Fear of Swizzling

 

I believe that Swizzling is the most argumentative technique in Objective-C/Swift.

Apple allows developers to use it. It also has released some official documents about Swizzling. But Apple doesn’t set a standard on using Swizzling. It means the application could have some potential chances of being rejected.

I’m not a fan of Swizzling, but there was a situation that I used and harvested some serious feedbacks.

The trouble

In mid-2017, My co-worker and I re-built a key component in the application. The new component required to change the way we presented ViewController entirely app. We had almost hundreds of places to migrate to the code for presenting ViewControllers.

To resolve the issue and prevent other guys presenting ViewControllers improperly, We thought of helper methods for presenting VC


protocol AppHelper {}

extension AppHelper where Self : UIApplication {

func present(vc viewControlelr: UIViewController, animated: Bool, completion: (()->Void)? {

//Implement code for presenting ViewControllers

}

}

It looks quite good. But this thing totally changes the developer’s behavior.

They no longer do this


let popupVC = UIViewController()

present(popupVC)

They must do this instead


UIApplication.shared.present(vc: popupVC, animated: true, completion: nil)

Therefore, developers who didn’t know what we did, could implement the wrong way to present VC. We didn’t want somebody to make mistake, so We came up with a solution that applied method swizzling on UIViewController.present(…). The solution basically resolved both cases, so We didn’t have to correct code at too many places, other members kept using what they were familiar with.

Some days after checking in code, Using swizzling method led us to some serious discussions and arguments.

Some guys were afraid of getting App rejected from Apple, although our implementation basically just added some extended handling to the original implementation. They kept escalating until We accepted to remove the swizzling code.

It didn’t make sense. By removing swizzling code, We generated a ton of repeated line of code and by the way. It looked weird and unnatural for the entire project.

In my opinion, I think this is not about the implementation, but fear of swizzling is too big.
Most of the guys think swizzling technique is a real monster, so they void it at any cost.

Is it a monster? 

Monster or not monster
Monster or not monster

 

I did a research, I found out that I was not the only one who tried to apply Swizzling technique to an application.

Let take a look at AFNetworking framework, one of the most well-known open source frameworks in Github.

Swizzling in AFNetworking
AFNetworking Framework

 

I begin to find out the clues of method swizzling in the library

 

Swizzle_AFNetworking3
Swizzling in AFNetworking

 

Swizzling in AFNetworking
Swizzling in AFNetworking

 

Swizzling in AFNetworking
Swizzling in AFNetworking

 

Now let’s take a look at Facebook React Native framework

Swizzling in React Native
React Native framework

 

Swizzling in React Native
Swizzling in React Native

 

Swizzling in React Native
Swizzling in React Native

 

And I also found out that Google’s Firebase been applying Swizzling technique officially.
It also provides options so developers can decide to use swizzling or not. But they will have to do some configuration manually if turns off Swizzling.

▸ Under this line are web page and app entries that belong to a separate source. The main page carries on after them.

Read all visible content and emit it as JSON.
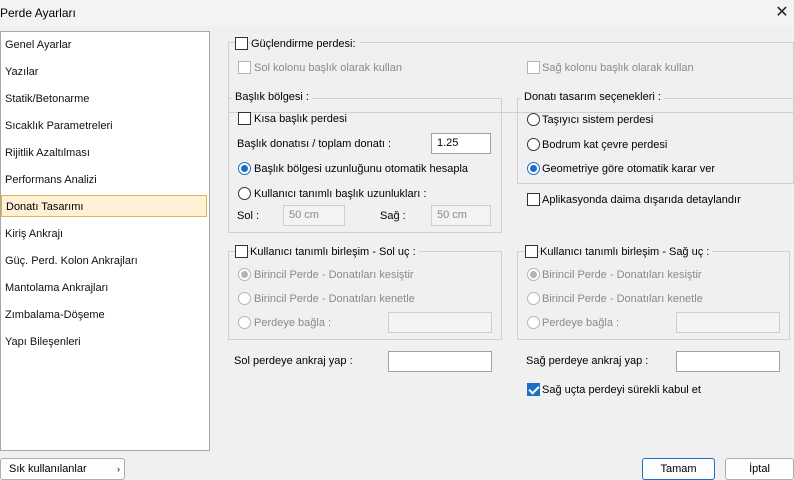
{
  "window": {
    "title": "Perde Ayarları"
  },
  "sidebar": {
    "items": [
      {
        "label": "Genel Ayarlar"
      },
      {
        "label": "Yazılar"
      },
      {
        "label": "Statik/Betonarme"
      },
      {
        "label": "Sıcaklık Parametreleri"
      },
      {
        "label": "Rijitlik Azaltılması"
      },
      {
        "label": "Performans Analizi"
      },
      {
        "label": "Donatı Tasarımı"
      },
      {
        "label": "Kiriş Ankrajı"
      },
      {
        "label": "Güç. Perd. Kolon Ankrajları"
      },
      {
        "label": "Mantolama Ankrajları"
      },
      {
        "label": "Zımbalama-Döşeme"
      },
      {
        "label": "Yapı Bileşenleri"
      }
    ],
    "selected": "Donatı Tasarımı"
  },
  "reinforcement": {
    "enabled_label": "Güçlendirme perdesi:",
    "left_col_header": "Sol kolonu başlık olarak kullan",
    "right_col_header": "Sağ kolonu başlık olarak kullan"
  },
  "header_zone": {
    "title": "Başlık bölgesi :",
    "short_header": "Kısa başlık perdesi",
    "ratio_label": "Başlık donatısı / toplam donatı :",
    "ratio_value": "1.25",
    "auto_length": "Başlık bölgesi uzunluğunu otomatik hesapla",
    "user_length": "Kullanıcı tanımlı başlık uzunlukları :",
    "left_label": "Sol :",
    "left_value": "50 cm",
    "right_label": "Sağ :",
    "right_value": "50 cm"
  },
  "design_options": {
    "title": "Donatı tasarım seçenekleri :",
    "opt1": "Taşıyıcı sistem perdesi",
    "opt2": "Bodrum kat çevre perdesi",
    "opt3": "Geometriye göre otomatik karar ver",
    "selected": "Geometriye göre otomatik karar ver",
    "detail_label": "Aplikasyonda daima dışarıda detaylandır"
  },
  "left_joint": {
    "title": "Kullanıcı tanımlı birleşim - Sol uç :",
    "opt1": "Birincil Perde - Donatıları kesiştir",
    "opt2": "Birincil Perde - Donatıları kenetle",
    "opt3": "Perdeye bağla :"
  },
  "right_joint": {
    "title": "Kullanıcı tanımlı birleşim - Sağ uç :",
    "opt1": "Birincil Perde - Donatıları kesiştir",
    "opt2": "Birincil Perde - Donatıları kenetle",
    "opt3": "Perdeye bağla :"
  },
  "anchorage": {
    "left_label": "Sol perdeye ankraj yap :",
    "right_label": "Sağ perdeye ankraj yap :",
    "continuous_label": "Sağ uçta perdeyi sürekli kabul et",
    "continuous_checked": true
  },
  "footer": {
    "favorites": "Sık kullanılanlar",
    "ok": "Tamam",
    "cancel": "İptal"
  },
  "colors": {
    "accent": "#1a6fc6",
    "selection_bg": "#fff1d6",
    "selection_border": "#e4b250"
  }
}
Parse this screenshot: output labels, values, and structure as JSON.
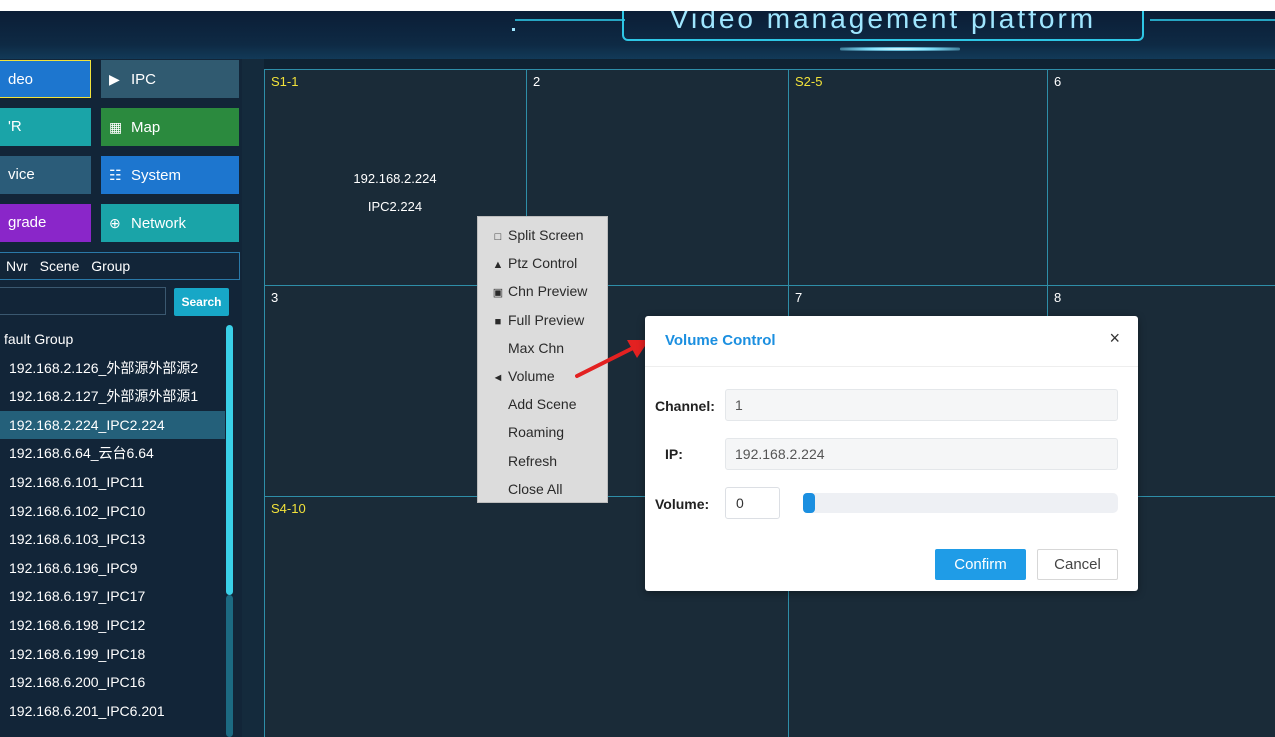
{
  "header": {
    "title": "Video management platform"
  },
  "nav": [
    {
      "label": "deo",
      "icon": "video-icon",
      "glyph": "",
      "bg": "#1d76cf"
    },
    {
      "label": "IPC",
      "icon": "camera-icon",
      "glyph": "▶",
      "bg": "#305a70"
    },
    {
      "label": "'R",
      "icon": "nvr-icon",
      "glyph": "",
      "bg": "#1aa4a8"
    },
    {
      "label": "Map",
      "icon": "map-icon",
      "glyph": "▦",
      "bg": "#2b8a3e"
    },
    {
      "label": "vice",
      "icon": "device-icon",
      "glyph": "",
      "bg": "#2b5c79"
    },
    {
      "label": "System",
      "icon": "grid-icon",
      "glyph": "☷",
      "bg": "#1d76cf"
    },
    {
      "label": "grade",
      "icon": "upgrade-icon",
      "glyph": "",
      "bg": "#8a26c9"
    },
    {
      "label": "Network",
      "icon": "globe-icon",
      "glyph": "⊕",
      "bg": "#1aa4a8"
    }
  ],
  "tabs": [
    "Nvr",
    "Scene",
    "Group"
  ],
  "search": {
    "button": "Search",
    "value": ""
  },
  "tree": {
    "group": "fault Group",
    "items": [
      "192.168.2.126_外部源外部源2",
      "192.168.2.127_外部源外部源1",
      "192.168.2.224_IPC2.224",
      "192.168.6.64_云台6.64",
      "192.168.6.101_IPC11",
      "192.168.6.102_IPC10",
      "192.168.6.103_IPC13",
      "192.168.6.196_IPC9",
      "192.168.6.197_IPC17",
      "192.168.6.198_IPC12",
      "192.168.6.199_IPC18",
      "192.168.6.200_IPC16",
      "192.168.6.201_IPC6.201"
    ],
    "selected_index": 2
  },
  "grid": {
    "cells": [
      "S1-1",
      "2",
      "S2-5",
      "6",
      "3",
      "7",
      "8",
      "S4-10"
    ],
    "cell1_ip": "192.168.2.224",
    "cell1_name": "IPC2.224"
  },
  "context_menu": [
    {
      "label": "Split Screen",
      "icon": "window-icon",
      "glyph": "□"
    },
    {
      "label": "Ptz Control",
      "icon": "ptz-icon",
      "glyph": "▲"
    },
    {
      "label": "Chn Preview",
      "icon": "preview-icon",
      "glyph": "▣"
    },
    {
      "label": "Full Preview",
      "icon": "full-preview-icon",
      "glyph": "■"
    },
    {
      "label": "Max Chn",
      "icon": "",
      "glyph": ""
    },
    {
      "label": "Volume",
      "icon": "speaker-icon",
      "glyph": "◄"
    },
    {
      "label": "Add Scene",
      "icon": "",
      "glyph": ""
    },
    {
      "label": "Roaming",
      "icon": "",
      "glyph": ""
    },
    {
      "label": "Refresh",
      "icon": "",
      "glyph": ""
    },
    {
      "label": "Close All",
      "icon": "",
      "glyph": ""
    }
  ],
  "modal": {
    "title": "Volume Control",
    "close": "×",
    "channel_label": "Channel:",
    "channel_value": "1",
    "ip_label": "IP:",
    "ip_value": "192.168.2.224",
    "volume_label": "Volume:",
    "volume_value": "0",
    "volume_level": 0,
    "confirm": "Confirm",
    "cancel": "Cancel"
  }
}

Swizzling in Firebase
Swizzling in Firebase

 

And Look like rollout.io do something further with Swizzling. Does rollout.io use method swizzling? I don’t know. I haven’t given a conclusion but found this post “Under the Hood: How We Patch Your Mobile App in Production

Conclusion

The people keep saying that is a bad idea or bad design when it involves Swizzling technique.

But they should know there are tons of article which talk, teach and discuss this topic out there.

And they should also know that there are many frameworks applying the swizzling technique. Ei: AFNetworking, React-native, Firebase,…

So anyway, it will be a bad idea to say using swizzling technique is a bad idea.

Leave a Reply

Fill in your details below or click an icon to log in:

WordPress.com Logo

You are commenting using your WordPress.com account. Log Out / Change )

Twitter picture

You are commenting using your Twitter account. Log Out / Change )

Facebook photo

You are commenting using your Facebook account. Log Out / Change )

Google+ photo

You are commenting using your Google+ account. Log Out / Change )

Connecting to %s